Early in World War 2, a need was established for a quiet method of charging batteries for clandestine spy radios whilst operating in enemy territory and where no other supply was available. A steam operated set was put together by Stuart Turner of Henley on Thames, (Marine and Model Engineers), using a pre war designed model steam engine, direct coupled to a 6 volt 3 amp dynamo and fed with steam from a pressure cooker type boiler held in a brassier type fire basket. This was known as the Firefly and although successful, was bulky and not convenient to move in a hurry.
Stuart Turner then designed and built a much more sophisticated and powerful set, able to pack neatly into a crate measuring 28 x 15 x 15 inches and weighing approx 100 lbs (45 Kgm). The whole unit was designed for delivery by parachute and was designated Mk 814.
The single cylinder piston valve engine was combined with an inbuilt alternator with a metal rectifier giving 6 volts at 8 amps.
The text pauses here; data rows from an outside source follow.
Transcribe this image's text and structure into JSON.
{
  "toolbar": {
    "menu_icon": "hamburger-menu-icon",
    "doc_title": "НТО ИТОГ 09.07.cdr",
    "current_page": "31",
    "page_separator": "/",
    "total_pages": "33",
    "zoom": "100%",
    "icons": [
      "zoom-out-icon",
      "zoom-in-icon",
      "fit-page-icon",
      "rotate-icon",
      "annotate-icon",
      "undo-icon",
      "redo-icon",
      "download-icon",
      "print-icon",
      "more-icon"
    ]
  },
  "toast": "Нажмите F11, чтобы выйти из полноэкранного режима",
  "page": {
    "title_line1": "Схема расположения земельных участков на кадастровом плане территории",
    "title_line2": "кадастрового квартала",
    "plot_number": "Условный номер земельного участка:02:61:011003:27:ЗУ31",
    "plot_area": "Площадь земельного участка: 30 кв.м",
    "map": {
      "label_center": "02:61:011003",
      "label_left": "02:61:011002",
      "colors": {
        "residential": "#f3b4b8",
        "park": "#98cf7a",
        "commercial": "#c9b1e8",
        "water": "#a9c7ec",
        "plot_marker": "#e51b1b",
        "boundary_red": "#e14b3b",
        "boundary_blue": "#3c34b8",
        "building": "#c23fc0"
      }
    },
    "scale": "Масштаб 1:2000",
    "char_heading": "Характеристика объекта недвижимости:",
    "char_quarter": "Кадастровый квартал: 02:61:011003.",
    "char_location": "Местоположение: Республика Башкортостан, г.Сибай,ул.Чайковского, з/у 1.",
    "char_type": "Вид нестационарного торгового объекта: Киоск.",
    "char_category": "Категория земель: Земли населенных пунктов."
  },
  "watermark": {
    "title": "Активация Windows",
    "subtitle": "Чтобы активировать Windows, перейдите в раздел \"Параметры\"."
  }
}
It also had a unique variable stroke water feed pump and an integral injector pump for supplying the cylinder lubricating oil. The engine was built into a steel cradle with a canvas-carrying handle, together with the spanner for connecting the pipe-work.
The boiler set was in three sections: the grate, firebox and horizontal cast aluminium boiler. Fitted to the boiler were a heavy-duty water level sight glass, a pressure safety valve and a super heater coil to supply steam to the engine. The chimney was in three sections and incorporated a connection for the steam exhaust from the engine to keep the fire burning to maximum effect. The working pressure was set for 60 lbs/sq.inch. All connecting pipes were colour coded to ensure correct connections.